(Element data from apps and pages)
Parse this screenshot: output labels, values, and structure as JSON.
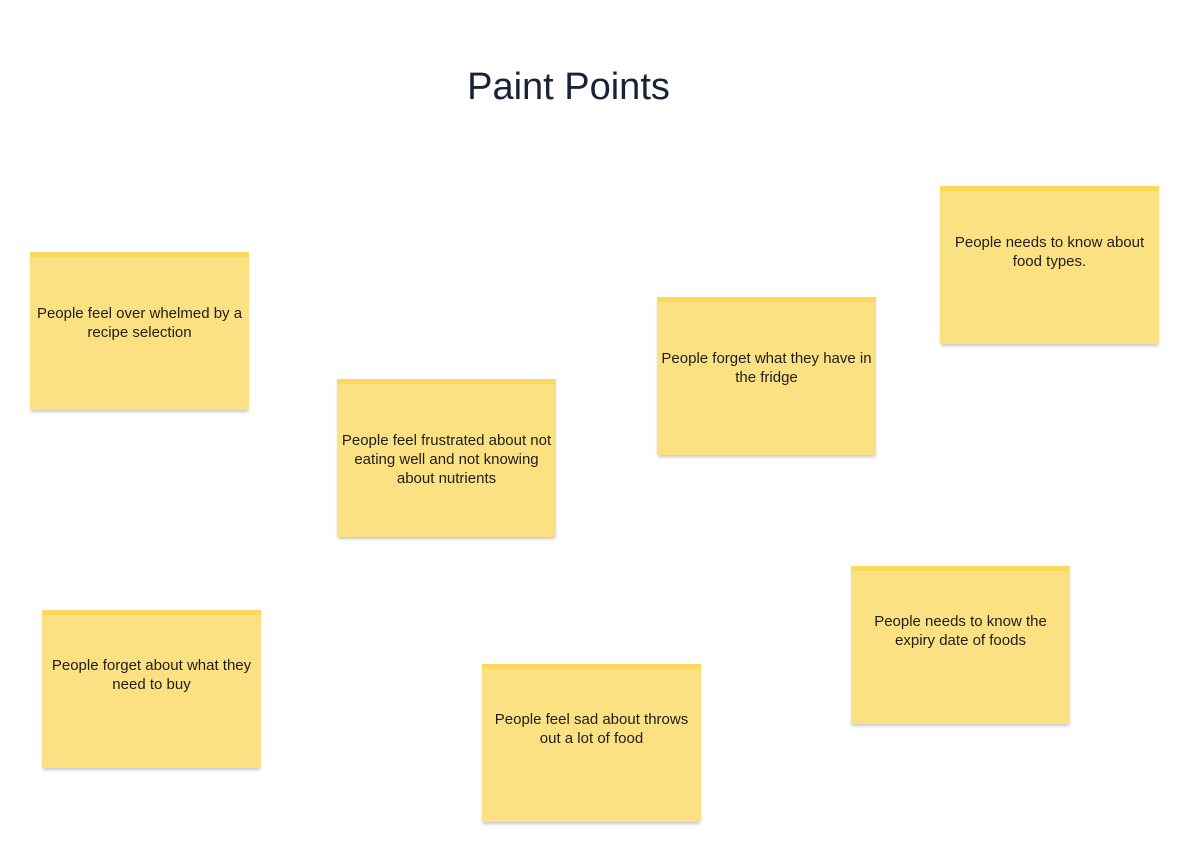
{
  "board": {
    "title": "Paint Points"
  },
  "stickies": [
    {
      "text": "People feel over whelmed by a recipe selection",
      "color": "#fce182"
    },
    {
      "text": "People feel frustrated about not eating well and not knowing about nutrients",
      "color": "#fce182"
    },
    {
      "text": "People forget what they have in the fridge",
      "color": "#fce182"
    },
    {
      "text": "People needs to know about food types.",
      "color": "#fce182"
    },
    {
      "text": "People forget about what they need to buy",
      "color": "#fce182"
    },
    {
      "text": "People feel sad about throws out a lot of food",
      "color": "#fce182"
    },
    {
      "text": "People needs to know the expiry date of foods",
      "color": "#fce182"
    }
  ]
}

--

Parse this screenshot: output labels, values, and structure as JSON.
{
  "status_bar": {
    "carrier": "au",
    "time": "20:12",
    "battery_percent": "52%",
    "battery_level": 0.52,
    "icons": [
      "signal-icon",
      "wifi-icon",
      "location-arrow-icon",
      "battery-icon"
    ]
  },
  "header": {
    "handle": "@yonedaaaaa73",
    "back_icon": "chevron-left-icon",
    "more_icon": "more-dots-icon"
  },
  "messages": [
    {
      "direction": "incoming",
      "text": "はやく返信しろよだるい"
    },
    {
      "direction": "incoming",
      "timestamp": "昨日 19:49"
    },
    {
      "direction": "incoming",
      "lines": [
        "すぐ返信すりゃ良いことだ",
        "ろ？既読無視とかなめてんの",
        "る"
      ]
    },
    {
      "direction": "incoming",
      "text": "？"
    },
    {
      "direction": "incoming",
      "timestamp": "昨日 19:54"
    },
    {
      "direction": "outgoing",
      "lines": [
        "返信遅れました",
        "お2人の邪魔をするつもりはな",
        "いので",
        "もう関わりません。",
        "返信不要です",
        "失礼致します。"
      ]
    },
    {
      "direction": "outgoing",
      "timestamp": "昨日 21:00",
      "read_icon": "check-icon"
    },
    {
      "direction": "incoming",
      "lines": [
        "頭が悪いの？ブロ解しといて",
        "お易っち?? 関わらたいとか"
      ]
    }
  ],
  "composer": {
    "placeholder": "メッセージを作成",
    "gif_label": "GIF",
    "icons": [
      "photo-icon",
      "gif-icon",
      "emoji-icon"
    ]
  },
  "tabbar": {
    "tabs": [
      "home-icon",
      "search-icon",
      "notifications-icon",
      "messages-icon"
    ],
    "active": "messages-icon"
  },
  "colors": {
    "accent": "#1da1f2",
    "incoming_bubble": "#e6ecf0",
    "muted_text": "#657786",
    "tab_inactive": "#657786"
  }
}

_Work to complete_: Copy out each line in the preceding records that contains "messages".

_Solution to the exercise_:
  "messages": [
      "messages-icon"
    "active": "messages-icon"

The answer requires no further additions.